[Items from an interface collection]
'''

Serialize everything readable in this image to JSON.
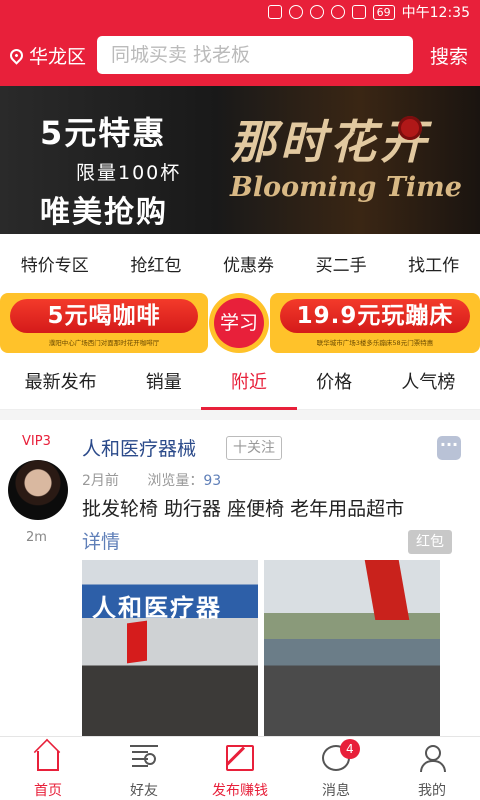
{
  "status_bar": {
    "battery": "69",
    "time": "中午12:35"
  },
  "header": {
    "location": "华龙区",
    "search_placeholder": "同城买卖 找老板",
    "search_button": "搜索"
  },
  "banner": {
    "line1": "5元特惠",
    "line2": "限量100杯",
    "line3": "唯美抢购",
    "brand_cn": "那时花开",
    "brand_en": "Blooming Time"
  },
  "quick_nav": [
    "特价专区",
    "抢红包",
    "优惠券",
    "买二手",
    "找工作"
  ],
  "promos": {
    "left": {
      "title": "5元喝咖啡",
      "sub": "濮阳中心广场西门对面那时花开咖啡厅"
    },
    "center": "学习",
    "right": {
      "title": "19.9元玩蹦床",
      "sub": "联华城市广场3楼多乐蹦床58元门票特惠"
    }
  },
  "tabs": [
    "最新发布",
    "销量",
    "附近",
    "价格",
    "人气榜"
  ],
  "active_tab": "附近",
  "post": {
    "vip": "VIP3",
    "distance": "2m",
    "username": "人和医疗器械",
    "follow": "十关注",
    "time": "2月前",
    "views_label": "浏览量：",
    "views": "93",
    "title": "批发轮椅 助行器 座便椅 老年用品超市",
    "detail": "详情",
    "red_packet": "红包",
    "photo1_sign": "人和医疗器"
  },
  "bottom_nav": [
    {
      "label": "首页",
      "icon": "home-icon",
      "active": true
    },
    {
      "label": "好友",
      "icon": "friends-icon"
    },
    {
      "label": "发布赚钱",
      "icon": "edit-icon",
      "active": true
    },
    {
      "label": "消息",
      "icon": "message-icon",
      "badge": "4"
    },
    {
      "label": "我的",
      "icon": "profile-icon"
    }
  ],
  "colors": {
    "brand_red": "#e8203a",
    "promo_yellow": "#ffc22a",
    "link_blue": "#5f7fb8"
  }
}
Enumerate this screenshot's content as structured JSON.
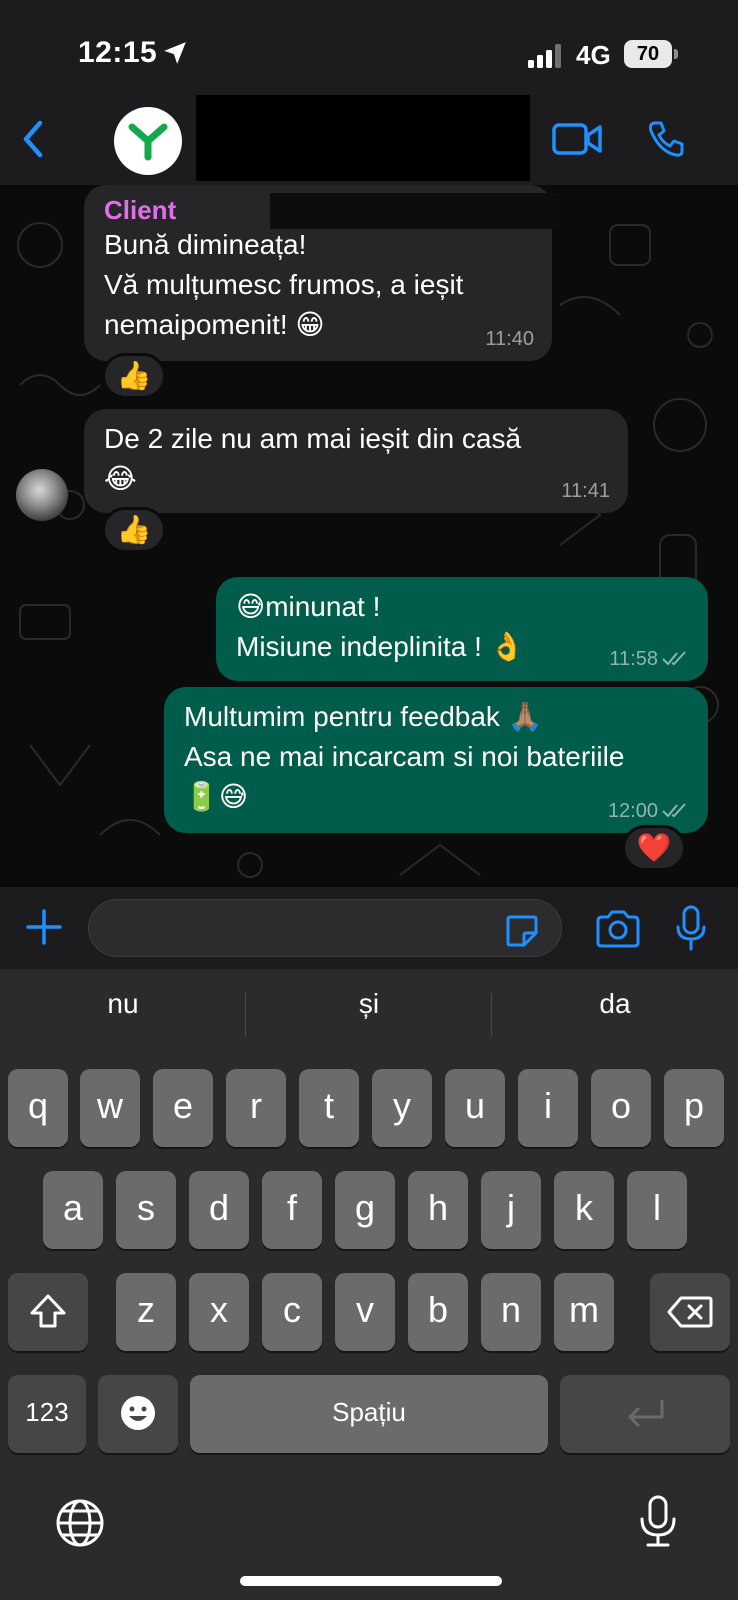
{
  "status": {
    "time": "12:15",
    "network": "4G",
    "battery": "70"
  },
  "header": {
    "contact_name": ""
  },
  "messages": [
    {
      "sender": "Client",
      "lines": [
        "Bună dimineața!",
        "Vă mulțumesc frumos, a ieșit",
        "nemaipomenit! 😁"
      ],
      "time": "11:40",
      "reaction": "👍"
    },
    {
      "lines": [
        "De 2 zile nu am mai ieșit din casă",
        "😂"
      ],
      "time": "11:41",
      "reaction": "👍"
    },
    {
      "lines": [
        "😅minunat !",
        "Misiune indeplinita ! 👌"
      ],
      "time": "11:58"
    },
    {
      "lines": [
        "Multumim pentru feedbak 🙏🏽",
        "Asa ne mai incarcam si noi bateriile",
        "🔋😅"
      ],
      "time": "12:00",
      "reaction": "❤️"
    }
  ],
  "input": {
    "placeholder": ""
  },
  "keyboard": {
    "suggestions": [
      "nu",
      "și",
      "da"
    ],
    "row1": [
      "q",
      "w",
      "e",
      "r",
      "t",
      "y",
      "u",
      "i",
      "o",
      "p"
    ],
    "row2": [
      "a",
      "s",
      "d",
      "f",
      "g",
      "h",
      "j",
      "k",
      "l"
    ],
    "row3": [
      "z",
      "x",
      "c",
      "v",
      "b",
      "n",
      "m"
    ],
    "numbers_key": "123",
    "space": "Spațiu"
  },
  "colors": {
    "accent": "#1e90ff",
    "incoming": "#262628",
    "outgoing": "#005c4b",
    "sender_name": "#e06ee8"
  },
  "icons": [
    "location-arrow-icon",
    "signal-icon",
    "back-chevron-icon",
    "video-icon",
    "phone-icon",
    "plus-icon",
    "sticker-icon",
    "camera-icon",
    "mic-icon",
    "shift-icon",
    "backspace-icon",
    "emoji-icon",
    "return-icon",
    "globe-icon",
    "dictation-mic-icon"
  ]
}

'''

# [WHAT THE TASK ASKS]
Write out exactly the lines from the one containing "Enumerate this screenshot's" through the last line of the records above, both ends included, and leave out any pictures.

# [PROBLEM SOLUTION]
Enumerate this screenshot's content as structured JSON.
{
  "status": {
    "time": "12:15",
    "network": "4G",
    "battery": "70"
  },
  "header": {
    "contact_name": ""
  },
  "messages": [
    {
      "sender": "Client",
      "lines": [
        "Bună dimineața!",
        "Vă mulțumesc frumos, a ieșit",
        "nemaipomenit! 😁"
      ],
      "time": "11:40",
      "reaction": "👍"
    },
    {
      "lines": [
        "De 2 zile nu am mai ieșit din casă",
        "😂"
      ],
      "time": "11:41",
      "reaction": "👍"
    },
    {
      "lines": [
        "😅minunat !",
        "Misiune indeplinita ! 👌"
      ],
      "time": "11:58"
    },
    {
      "lines": [
        "Multumim pentru feedbak 🙏🏽",
        "Asa ne mai incarcam si noi bateriile",
        "🔋😅"
      ],
      "time": "12:00",
      "reaction": "❤️"
    }
  ],
  "input": {
    "placeholder": ""
  },
  "keyboard": {
    "suggestions": [
      "nu",
      "și",
      "da"
    ],
    "row1": [
      "q",
      "w",
      "e",
      "r",
      "t",
      "y",
      "u",
      "i",
      "o",
      "p"
    ],
    "row2": [
      "a",
      "s",
      "d",
      "f",
      "g",
      "h",
      "j",
      "k",
      "l"
    ],
    "row3": [
      "z",
      "x",
      "c",
      "v",
      "b",
      "n",
      "m"
    ],
    "numbers_key": "123",
    "space": "Spațiu"
  },
  "colors": {
    "accent": "#1e90ff",
    "incoming": "#262628",
    "outgoing": "#005c4b",
    "sender_name": "#e06ee8"
  },
  "icons": [
    "location-arrow-icon",
    "signal-icon",
    "back-chevron-icon",
    "video-icon",
    "phone-icon",
    "plus-icon",
    "sticker-icon",
    "camera-icon",
    "mic-icon",
    "shift-icon",
    "backspace-icon",
    "emoji-icon",
    "return-icon",
    "globe-icon",
    "dictation-mic-icon"
  ]
}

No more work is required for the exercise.